Any experience in designing a Helmholtz bass trap?

This old topic is closed. If you want to reopen this topic, contact a moderator using the "Report Post" button.
I´ve been reading and researching everywhere and realized Helmholtz bass traps are intended to absorbing a narrow band of freqs.

Can anyone give me some cook-receipt on tuning a cylinder to kill a 72 Hz ringing I couldn´t get rid of with my wall panels?

Thanks a lot.
Of course!

Thank you, Bill

Yes, you´re right. What I´m trying to kill is a SW that corresponds to the vertical first mode (about 7,5 ft from floor to ceiling). My DIY back-wall (air tight) wood panels perform very well and helped minimize 135 and 90 Hz SW my room had. But they failed below that freqs.
So I´m thinking about a tuned cylinder, I mean a Helmholtz resonator at 70 Hz or so.

I couldn´t find other that theoretic physics on that devices. Nothing to put hand on, I mean.

Any comment welcome.

I guess we can assume that your speakers themselves are not responsible for excessive, high Q output at 72Hz?

I'll admit that I am somewhat surprised. Floor to ceiling standing waves are usually much less of a problem at the listening position than front to back standing waves. You didn't offer complete room dimensions so I can't be sure but you may have a tangential 72Hz mode that is adding to the problem. You may also have some peaking at that frequency due to room reflections. Often, moving the speakers as little as a few inches can solve these problems.
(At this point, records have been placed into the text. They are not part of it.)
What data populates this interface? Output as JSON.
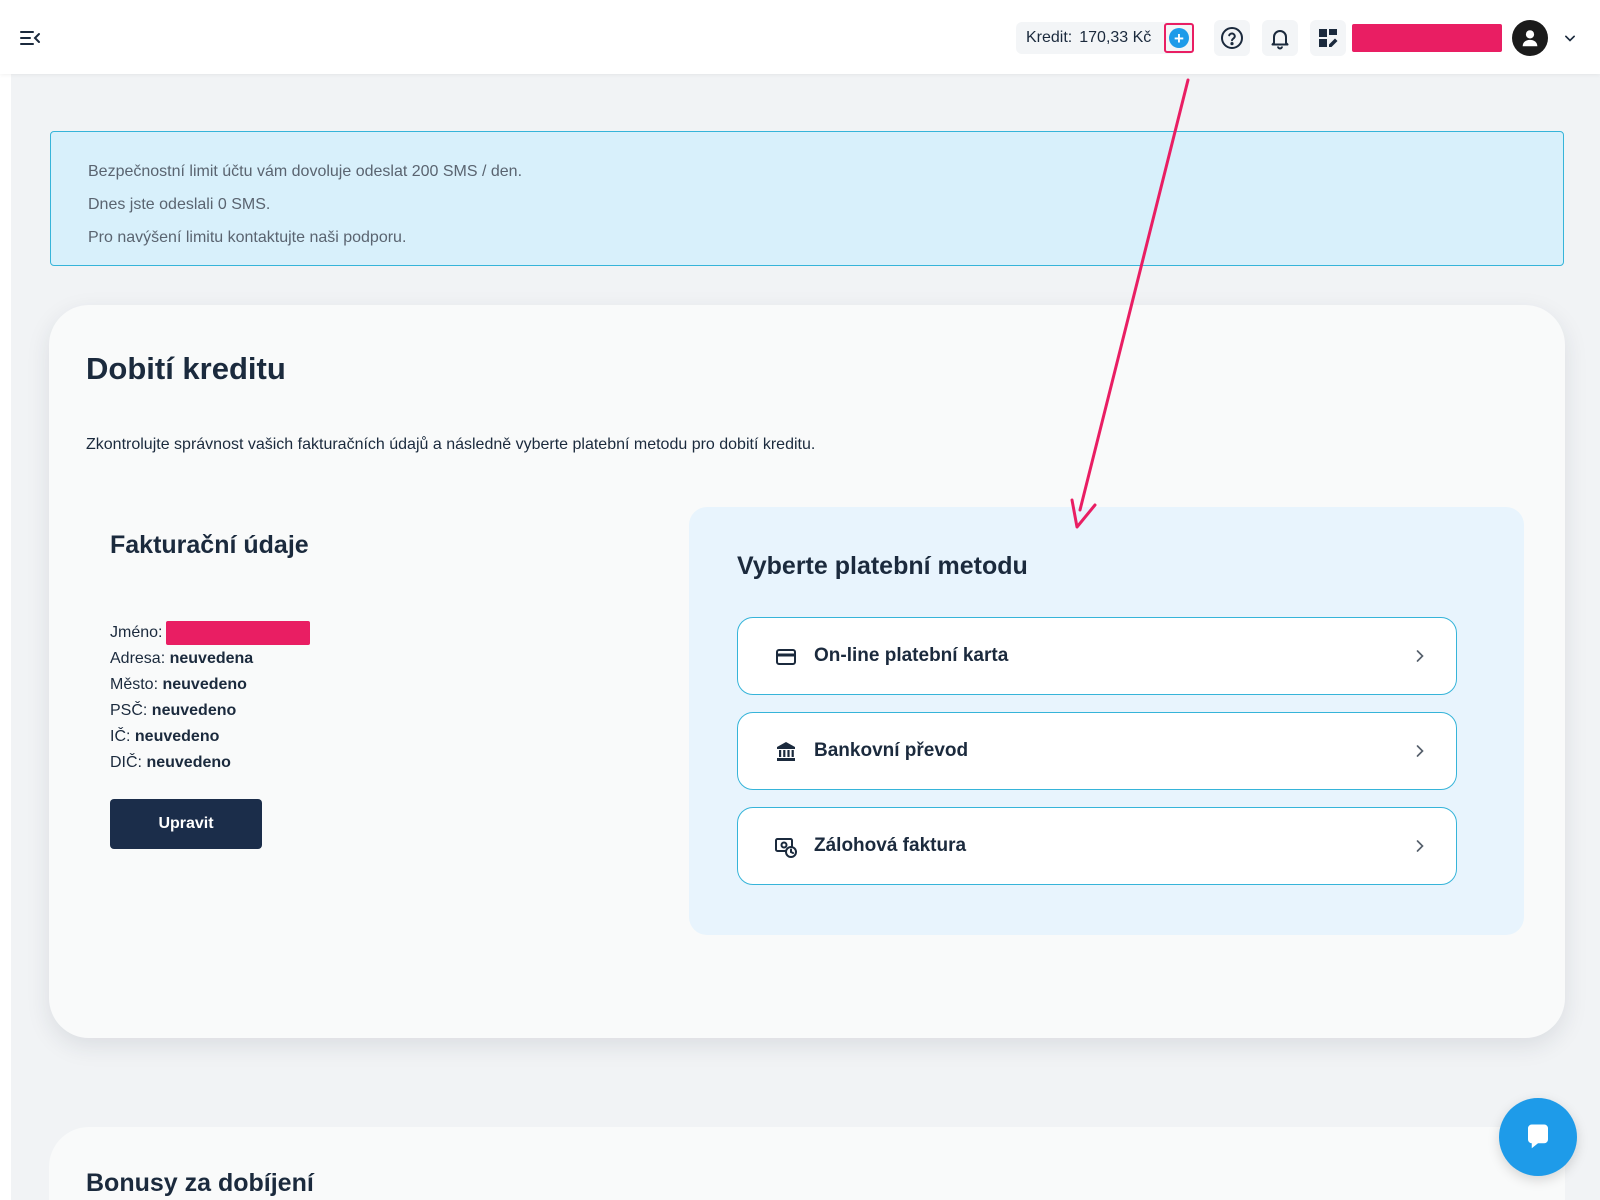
{
  "topbar": {
    "menu_icon": "menu-collapse-icon",
    "credit_label": "Kredit:",
    "credit_value": "170,33 Kč",
    "add_credit_icon": "plus-circle-icon",
    "help_icon": "help-circle-icon",
    "notifications_icon": "bell-icon",
    "dashboard_icon": "dashboard-edit-icon",
    "avatar_icon": "user-icon",
    "caret_icon": "chevron-down-icon"
  },
  "alert": {
    "line1": "Bezpečnostní limit účtu vám dovoluje odeslat 200 SMS / den.",
    "line2": "Dnes jste odeslali 0 SMS.",
    "line3": "Pro navýšení limitu kontaktujte naši podporu."
  },
  "card": {
    "title": "Dobití kreditu",
    "description": "Zkontrolujte správnost vašich fakturačních údajů a následně vyberte platební metodu pro dobití kreditu."
  },
  "billing": {
    "title": "Fakturační údaje",
    "fields": [
      {
        "label": "Jméno:",
        "value": ""
      },
      {
        "label": "Adresa:",
        "value": "neuvedena"
      },
      {
        "label": "Město:",
        "value": "neuvedeno"
      },
      {
        "label": "PSČ:",
        "value": "neuvedeno"
      },
      {
        "label": "IČ:",
        "value": "neuvedeno"
      },
      {
        "label": "DIČ:",
        "value": "neuvedeno"
      }
    ],
    "edit_button": "Upravit"
  },
  "payment": {
    "title": "Vyberte platební metodu",
    "options": [
      {
        "label": "On-line platební karta",
        "icon": "credit-card-icon"
      },
      {
        "label": "Bankovní převod",
        "icon": "bank-icon"
      },
      {
        "label": "Zálohová faktura",
        "icon": "invoice-clock-icon"
      }
    ]
  },
  "bonus": {
    "title": "Bonusy za dobíjení"
  },
  "colors": {
    "accent": "#1e9be9",
    "highlight": "#e91e63",
    "navy": "#1b2d4a",
    "info_bg": "#d8f0fb",
    "info_border": "#36b4d9"
  }
}
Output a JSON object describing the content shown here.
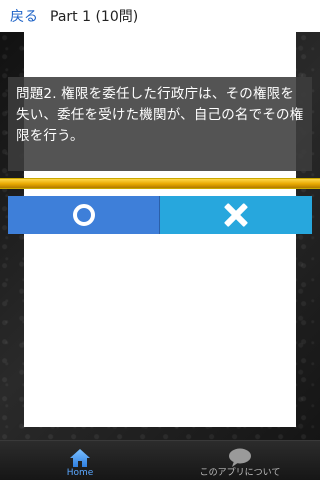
{
  "header": {
    "back_label": "戻る",
    "title": "Part 1 (10問)"
  },
  "question": {
    "text": "問題2. 権限を委任した行政庁は、その権限を失い、委任を受けた機関が、自己の名でその権限を行う。"
  },
  "progress": {
    "fraction": 1.0
  },
  "answers": {
    "correct_icon": "circle-icon",
    "wrong_icon": "cross-icon",
    "correct_color": "#3e7fd9",
    "wrong_color": "#27a7dd"
  },
  "tabbar": {
    "items": [
      {
        "label": "Home",
        "icon": "home-icon",
        "active": true
      },
      {
        "label": "このアプリについて",
        "icon": "speech-bubble-icon",
        "active": false
      }
    ]
  }
}
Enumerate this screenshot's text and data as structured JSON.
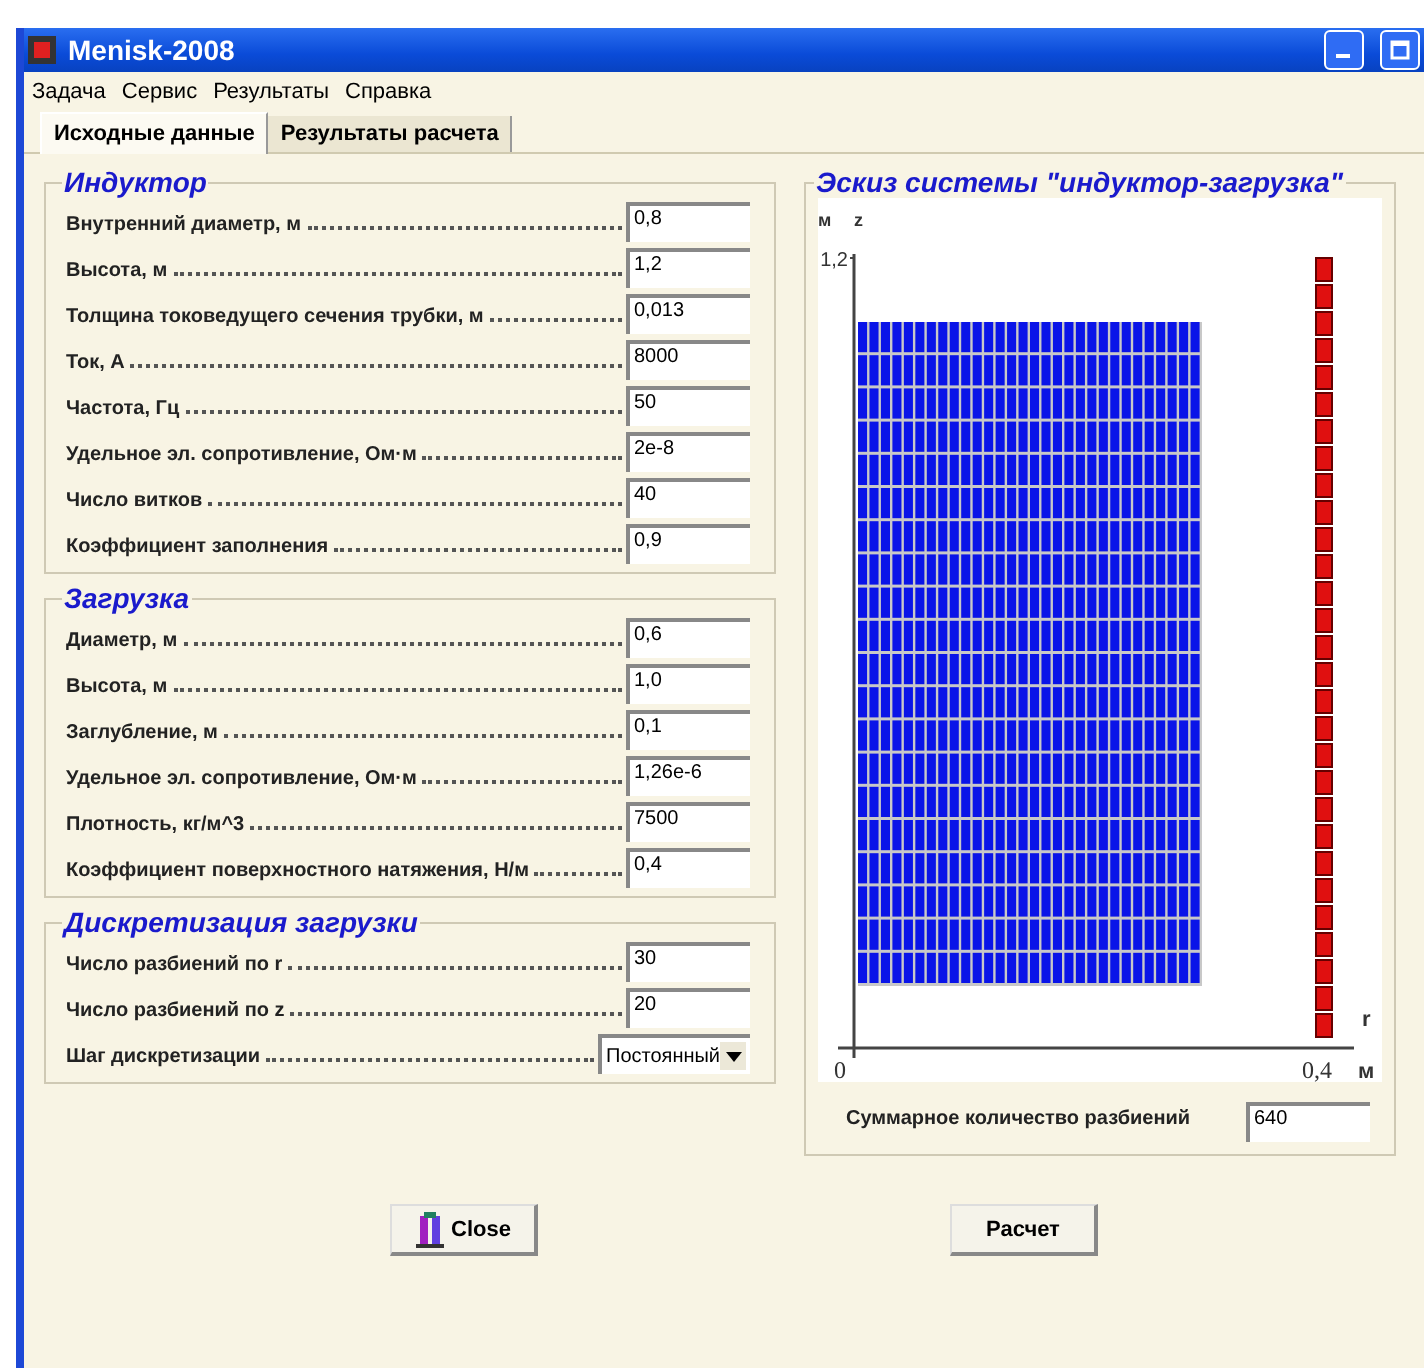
{
  "window": {
    "title": "Menisk-2008"
  },
  "menu": [
    "Задача",
    "Сервис",
    "Результаты",
    "Справка"
  ],
  "tabs": [
    {
      "label": "Исходные данные",
      "selected": true
    },
    {
      "label": "Результаты расчета",
      "selected": false
    }
  ],
  "groups": [
    {
      "title": "Индуктор",
      "fields": [
        {
          "kind": "input",
          "label": "Внутренний диаметр, м",
          "value": "0,8"
        },
        {
          "kind": "input",
          "label": "Высота, м",
          "value": "1,2"
        },
        {
          "kind": "input",
          "label": "Толщина токоведущего сечения трубки, м",
          "value": "0,013"
        },
        {
          "kind": "input",
          "label": "Ток, А",
          "value": "8000"
        },
        {
          "kind": "input",
          "label": "Частота, Гц",
          "value": "50"
        },
        {
          "kind": "input",
          "label": "Удельное эл. сопротивление, Ом·м",
          "value": "2e-8"
        },
        {
          "kind": "input",
          "label": "Число витков",
          "value": "40"
        },
        {
          "kind": "input",
          "label": "Коэффициент заполнения",
          "value": "0,9"
        }
      ]
    },
    {
      "title": "Загрузка",
      "fields": [
        {
          "kind": "input",
          "label": "Диаметр, м",
          "value": "0,6"
        },
        {
          "kind": "input",
          "label": "Высота, м",
          "value": "1,0"
        },
        {
          "kind": "input",
          "label": "Заглубление, м",
          "value": "0,1"
        },
        {
          "kind": "input",
          "label": "Удельное эл. сопротивление, Ом·м",
          "value": "1,26e-6"
        },
        {
          "kind": "input",
          "label": "Плотность, кг/м^3",
          "value": "7500"
        },
        {
          "kind": "input",
          "label": "Коэффициент поверхностного натяжения, Н/м",
          "value": "0,4"
        }
      ]
    },
    {
      "title": "Дискретизация загрузки",
      "fields": [
        {
          "kind": "input",
          "label": "Число разбиений по r",
          "value": "30"
        },
        {
          "kind": "input",
          "label": "Число разбиений по z",
          "value": "20"
        },
        {
          "kind": "select",
          "label": "Шаг дискретизации",
          "value": "Постоянный"
        }
      ]
    }
  ],
  "sketch": {
    "title": "Эскиз системы \"индуктор-загрузка\"",
    "unit_z": "м",
    "axis_z": "z",
    "z_max": "1,2",
    "origin": "0",
    "r_max": "0,4",
    "axis_r": "r",
    "unit_r": "м",
    "total_label": "Суммарное количество разбиений",
    "total_value": "640"
  },
  "buttons": [
    {
      "kind": "close",
      "label": "Close"
    },
    {
      "kind": "plain",
      "label": "Расчет"
    }
  ]
}
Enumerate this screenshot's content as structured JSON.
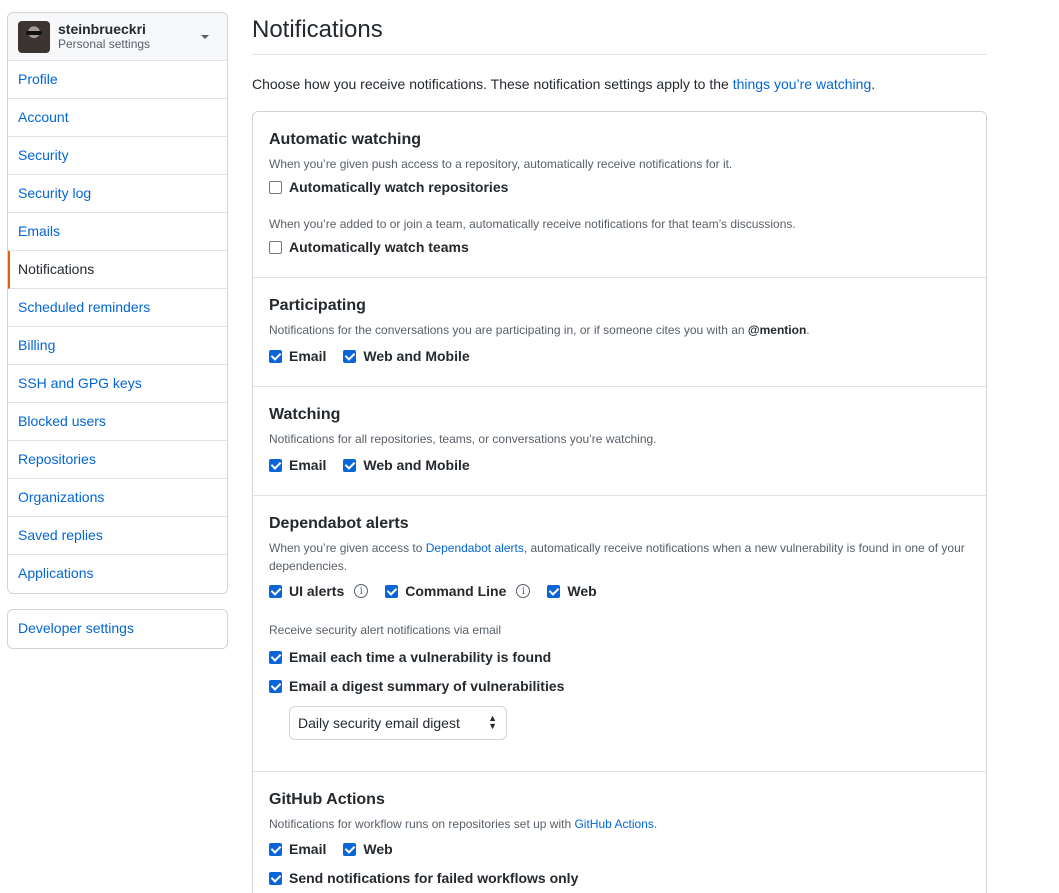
{
  "user": {
    "name": "steinbrueckri",
    "subtitle": "Personal settings"
  },
  "sidebar": {
    "items": [
      {
        "label": "Profile"
      },
      {
        "label": "Account"
      },
      {
        "label": "Security"
      },
      {
        "label": "Security log"
      },
      {
        "label": "Emails"
      },
      {
        "label": "Notifications"
      },
      {
        "label": "Scheduled reminders"
      },
      {
        "label": "Billing"
      },
      {
        "label": "SSH and GPG keys"
      },
      {
        "label": "Blocked users"
      },
      {
        "label": "Repositories"
      },
      {
        "label": "Organizations"
      },
      {
        "label": "Saved replies"
      },
      {
        "label": "Applications"
      }
    ],
    "selected": "Notifications",
    "developer_settings": "Developer settings"
  },
  "main": {
    "title": "Notifications",
    "intro_text": "Choose how you receive notifications. These notification settings apply to the ",
    "intro_link": "things you’re watching",
    "intro_end": ".",
    "automatic": {
      "title": "Automatic watching",
      "note1": "When you’re given push access to a repository, automatically receive notifications for it.",
      "cb1": "Automatically watch repositories",
      "note2": "When you’re added to or join a team, automatically receive notifications for that team’s discussions.",
      "cb2": "Automatically watch teams"
    },
    "participating": {
      "title": "Participating",
      "note": "Notifications for the conversations you are participating in, or if someone cites you with an ",
      "mention": "@mention",
      "note_end": ".",
      "email": "Email",
      "web": "Web and Mobile"
    },
    "watching": {
      "title": "Watching",
      "note": "Notifications for all repositories, teams, or conversations you’re watching.",
      "email": "Email",
      "web": "Web and Mobile"
    },
    "dependabot": {
      "title": "Dependabot alerts",
      "note_start": "When you’re given access to ",
      "note_link": "Dependabot alerts",
      "note_end": ", automatically receive notifications when a new vulnerability is found in one of your dependencies.",
      "ui_alerts": "UI alerts",
      "command_line": "Command Line",
      "web": "Web",
      "email_note": "Receive security alert notifications via email",
      "each": "Email each time a vulnerability is found",
      "digest": "Email a digest summary of vulnerabilities",
      "select_value": "Daily security email digest"
    },
    "actions": {
      "title": "GitHub Actions",
      "note_start": "Notifications for workflow runs on repositories set up with ",
      "note_link": "GitHub Actions",
      "note_end": ".",
      "email": "Email",
      "web": "Web",
      "failed": "Send notifications for failed workflows only"
    }
  }
}
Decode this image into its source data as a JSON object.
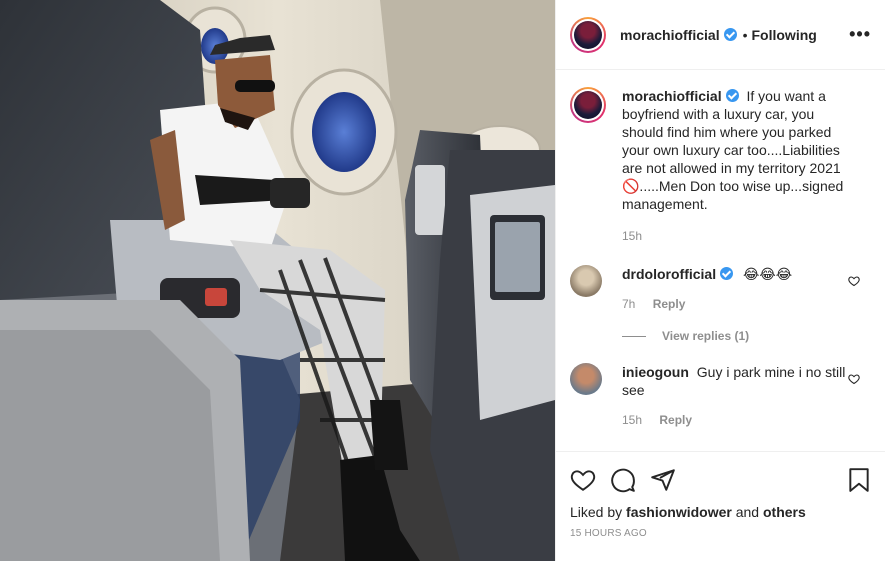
{
  "post": {
    "author": "morachiofficial",
    "following_label": "Following",
    "caption_user": "morachiofficial",
    "caption": "If you want a boyfriend with a luxury car, you should find him where you parked your own luxury car too....Liabilities are not allowed in my territory 2021 🚫.....Men Don too wise up...signed management.",
    "caption_time": "15h"
  },
  "comments": [
    {
      "user": "drdolorofficial",
      "text": "😂😂😂",
      "time": "7h",
      "reply_label": "Reply",
      "view_replies": "View replies (1)"
    },
    {
      "user": "inieogoun",
      "text": "Guy i park mine i no still see",
      "time": "15h",
      "reply_label": "Reply"
    }
  ],
  "likes": {
    "prefix": "Liked by",
    "user": "fashionwidower",
    "conj": "and",
    "others": "others"
  },
  "timestamp": "15 HOURS AGO",
  "icons": [
    "more-icon",
    "heart-icon",
    "comment-icon",
    "share-icon",
    "save-icon",
    "verified-icon"
  ]
}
Before you start adding more devices in your room, I would suggest that, if practical, raising or lowering the driver that is responsible for reproducing 72Hz might offer a solution. You could always tilt the speaker to get back on axis.

You might be interested in our program, Visual Ears, which addresses these very problems and the use of which often removes the need for room treatment altogether. We have lots of completely satisfied users.

Full details can be found at

There is some useful information on Helmholtz resonators in the "Master Handbook of Acoustics" that you might want to refer to.

Hope this helps.
This old topic is closed. If you want to reopen this topic, contact a moderator using the "Report Post" button.